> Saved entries
■ ■ ■ ■ ■
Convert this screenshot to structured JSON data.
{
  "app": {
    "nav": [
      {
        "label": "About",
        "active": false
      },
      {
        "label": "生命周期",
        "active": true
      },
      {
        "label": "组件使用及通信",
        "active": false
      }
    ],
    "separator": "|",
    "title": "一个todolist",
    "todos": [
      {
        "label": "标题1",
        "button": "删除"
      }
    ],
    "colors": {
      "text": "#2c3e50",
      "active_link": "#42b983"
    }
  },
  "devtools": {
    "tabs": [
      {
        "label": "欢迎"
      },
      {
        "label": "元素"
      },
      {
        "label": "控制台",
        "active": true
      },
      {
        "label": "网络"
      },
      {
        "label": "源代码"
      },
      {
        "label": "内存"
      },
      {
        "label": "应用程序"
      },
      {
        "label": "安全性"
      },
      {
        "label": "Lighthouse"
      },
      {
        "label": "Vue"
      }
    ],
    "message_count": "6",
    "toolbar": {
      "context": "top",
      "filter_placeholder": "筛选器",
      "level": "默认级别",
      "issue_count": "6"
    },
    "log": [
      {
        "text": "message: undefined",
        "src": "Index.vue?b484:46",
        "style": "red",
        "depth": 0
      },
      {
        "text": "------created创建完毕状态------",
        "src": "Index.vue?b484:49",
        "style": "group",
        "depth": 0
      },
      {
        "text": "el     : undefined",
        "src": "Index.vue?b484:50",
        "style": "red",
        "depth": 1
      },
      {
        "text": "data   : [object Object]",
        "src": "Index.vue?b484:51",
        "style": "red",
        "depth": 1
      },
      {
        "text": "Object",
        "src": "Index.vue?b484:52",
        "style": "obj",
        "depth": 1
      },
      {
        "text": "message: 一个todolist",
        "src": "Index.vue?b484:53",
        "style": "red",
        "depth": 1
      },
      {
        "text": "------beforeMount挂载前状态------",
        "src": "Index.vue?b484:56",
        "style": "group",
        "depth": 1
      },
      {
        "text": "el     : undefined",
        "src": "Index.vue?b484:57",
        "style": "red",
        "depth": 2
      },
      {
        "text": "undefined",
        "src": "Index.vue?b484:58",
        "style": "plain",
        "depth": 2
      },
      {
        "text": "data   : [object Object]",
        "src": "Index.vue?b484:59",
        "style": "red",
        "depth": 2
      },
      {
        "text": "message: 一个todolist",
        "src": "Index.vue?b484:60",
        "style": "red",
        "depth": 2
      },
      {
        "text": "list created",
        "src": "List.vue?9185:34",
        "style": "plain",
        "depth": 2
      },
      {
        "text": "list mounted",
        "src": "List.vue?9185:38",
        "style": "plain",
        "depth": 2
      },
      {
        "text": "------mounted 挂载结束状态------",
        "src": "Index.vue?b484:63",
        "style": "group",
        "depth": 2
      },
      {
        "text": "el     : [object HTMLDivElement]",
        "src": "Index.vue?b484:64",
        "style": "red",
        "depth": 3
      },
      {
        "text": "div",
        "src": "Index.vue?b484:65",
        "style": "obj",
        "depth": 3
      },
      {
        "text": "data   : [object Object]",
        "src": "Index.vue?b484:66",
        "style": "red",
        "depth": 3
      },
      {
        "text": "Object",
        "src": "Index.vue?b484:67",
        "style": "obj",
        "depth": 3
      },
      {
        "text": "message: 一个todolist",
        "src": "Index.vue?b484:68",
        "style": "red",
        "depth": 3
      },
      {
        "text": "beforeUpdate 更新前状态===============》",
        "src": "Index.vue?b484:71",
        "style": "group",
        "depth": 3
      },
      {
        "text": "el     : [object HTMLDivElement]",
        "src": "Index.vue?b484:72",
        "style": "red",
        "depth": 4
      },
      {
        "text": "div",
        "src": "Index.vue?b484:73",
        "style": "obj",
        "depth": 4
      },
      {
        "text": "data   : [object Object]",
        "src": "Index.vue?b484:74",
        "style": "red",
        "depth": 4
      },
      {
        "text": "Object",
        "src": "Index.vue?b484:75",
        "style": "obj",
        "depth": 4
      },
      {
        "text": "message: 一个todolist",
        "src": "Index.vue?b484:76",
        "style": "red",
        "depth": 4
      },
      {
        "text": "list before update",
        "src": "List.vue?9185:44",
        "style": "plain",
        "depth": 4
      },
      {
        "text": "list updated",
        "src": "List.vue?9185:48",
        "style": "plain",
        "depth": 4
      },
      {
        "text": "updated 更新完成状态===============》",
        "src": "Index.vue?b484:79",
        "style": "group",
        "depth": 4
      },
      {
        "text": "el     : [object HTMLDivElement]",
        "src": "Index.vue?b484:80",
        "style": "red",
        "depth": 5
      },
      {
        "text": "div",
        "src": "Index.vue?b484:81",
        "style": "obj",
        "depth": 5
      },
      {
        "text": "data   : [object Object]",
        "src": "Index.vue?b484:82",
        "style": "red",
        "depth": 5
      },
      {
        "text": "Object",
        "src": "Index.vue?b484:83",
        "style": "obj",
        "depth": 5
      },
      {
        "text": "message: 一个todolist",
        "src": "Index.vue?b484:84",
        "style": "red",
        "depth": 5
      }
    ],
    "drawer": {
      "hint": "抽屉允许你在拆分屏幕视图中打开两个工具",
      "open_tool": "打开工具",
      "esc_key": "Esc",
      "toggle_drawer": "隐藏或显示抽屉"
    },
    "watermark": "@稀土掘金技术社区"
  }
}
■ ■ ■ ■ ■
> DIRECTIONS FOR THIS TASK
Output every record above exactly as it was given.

> EXERCISE OUTPUT
Convert this screenshot to structured JSON data.
{
  "app": {
    "nav": [
      {
        "label": "About",
        "active": false
      },
      {
        "label": "生命周期",
        "active": true
      },
      {
        "label": "组件使用及通信",
        "active": false
      }
    ],
    "separator": "|",
    "title": "一个todolist",
    "todos": [
      {
        "label": "标题1",
        "button": "删除"
      }
    ],
    "colors": {
      "text": "#2c3e50",
      "active_link": "#42b983"
    }
  },
  "devtools": {
    "tabs": [
      {
        "label": "欢迎"
      },
      {
        "label": "元素"
      },
      {
        "label": "控制台",
        "active": true
      },
      {
        "label": "网络"
      },
      {
        "label": "源代码"
      },
      {
        "label": "内存"
      },
      {
        "label": "应用程序"
      },
      {
        "label": "安全性"
      },
      {
        "label": "Lighthouse"
      },
      {
        "label": "Vue"
      }
    ],
    "message_count": "6",
    "toolbar": {
      "context": "top",
      "filter_placeholder": "筛选器",
      "level": "默认级别",
      "issue_count": "6"
    },
    "log": [
      {
        "text": "message: undefined",
        "src": "Index.vue?b484:46",
        "style": "red",
        "depth": 0
      },
      {
        "text": "------created创建完毕状态------",
        "src": "Index.vue?b484:49",
        "style": "group",
        "depth": 0
      },
      {
        "text": "el     : undefined",
        "src": "Index.vue?b484:50",
        "style": "red",
        "depth": 1
      },
      {
        "text": "data   : [object Object]",
        "src": "Index.vue?b484:51",
        "style": "red",
        "depth": 1
      },
      {
        "text": "Object",
        "src": "Index.vue?b484:52",
        "style": "obj",
        "depth": 1
      },
      {
        "text": "message: 一个todolist",
        "src": "Index.vue?b484:53",
        "style": "red",
        "depth": 1
      },
      {
        "text": "------beforeMount挂载前状态------",
        "src": "Index.vue?b484:56",
        "style": "group",
        "depth": 1
      },
      {
        "text": "el     : undefined",
        "src": "Index.vue?b484:57",
        "style": "red",
        "depth": 2
      },
      {
        "text": "undefined",
        "src": "Index.vue?b484:58",
        "style": "plain",
        "depth": 2
      },
      {
        "text": "data   : [object Object]",
        "src": "Index.vue?b484:59",
        "style": "red",
        "depth": 2
      },
      {
        "text": "message: 一个todolist",
        "src": "Index.vue?b484:60",
        "style": "red",
        "depth": 2
      },
      {
        "text": "list created",
        "src": "List.vue?9185:34",
        "style": "plain",
        "depth": 2
      },
      {
        "text": "list mounted",
        "src": "List.vue?9185:38",
        "style": "plain",
        "depth": 2
      },
      {
        "text": "------mounted 挂载结束状态------",
        "src": "Index.vue?b484:63",
        "style": "group",
        "depth": 2
      },
      {
        "text": "el     : [object HTMLDivElement]",
        "src": "Index.vue?b484:64",
        "style": "red",
        "depth": 3
      },
      {
        "text": "div",
        "src": "Index.vue?b484:65",
        "style": "obj",
        "depth": 3
      },
      {
        "text": "data   : [object Object]",
        "src": "Index.vue?b484:66",
        "style": "red",
        "depth": 3
      },
      {
        "text": "Object",
        "src": "Index.vue?b484:67",
        "style": "obj",
        "depth": 3
      },
      {
        "text": "message: 一个todolist",
        "src": "Index.vue?b484:68",
        "style": "red",
        "depth": 3
      },
      {
        "text": "beforeUpdate 更新前状态===============》",
        "src": "Index.vue?b484:71",
        "style": "group",
        "depth": 3
      },
      {
        "text": "el     : [object HTMLDivElement]",
        "src": "Index.vue?b484:72",
        "style": "red",
        "depth": 4
      },
      {
        "text": "div",
        "src": "Index.vue?b484:73",
        "style": "obj",
        "depth": 4
      },
      {
        "text": "data   : [object Object]",
        "src": "Index.vue?b484:74",
        "style": "red",
        "depth": 4
      },
      {
        "text": "Object",
        "src": "Index.vue?b484:75",
        "style": "obj",
        "depth": 4
      },
      {
        "text": "message: 一个todolist",
        "src": "Index.vue?b484:76",
        "style": "red",
        "depth": 4
      },
      {
        "text": "list before update",
        "src": "List.vue?9185:44",
        "style": "plain",
        "depth": 4
      },
      {
        "text": "list updated",
        "src": "List.vue?9185:48",
        "style": "plain",
        "depth": 4
      },
      {
        "text": "updated 更新完成状态===============》",
        "src": "Index.vue?b484:79",
        "style": "group",
        "depth": 4
      },
      {
        "text": "el     : [object HTMLDivElement]",
        "src": "Index.vue?b484:80",
        "style": "red",
        "depth": 5
      },
      {
        "text": "div",
        "src": "Index.vue?b484:81",
        "style": "obj",
        "depth": 5
      },
      {
        "text": "data   : [object Object]",
        "src": "Index.vue?b484:82",
        "style": "red",
        "depth": 5
      },
      {
        "text": "Object",
        "src": "Index.vue?b484:83",
        "style": "obj",
        "depth": 5
      },
      {
        "text": "message: 一个todolist",
        "src": "Index.vue?b484:84",
        "style": "red",
        "depth": 5
      }
    ],
    "drawer": {
      "hint": "抽屉允许你在拆分屏幕视图中打开两个工具",
      "open_tool": "打开工具",
      "esc_key": "Esc",
      "toggle_drawer": "隐藏或显示抽屉"
    },
    "watermark": "@稀土掘金技术社区"
  }
}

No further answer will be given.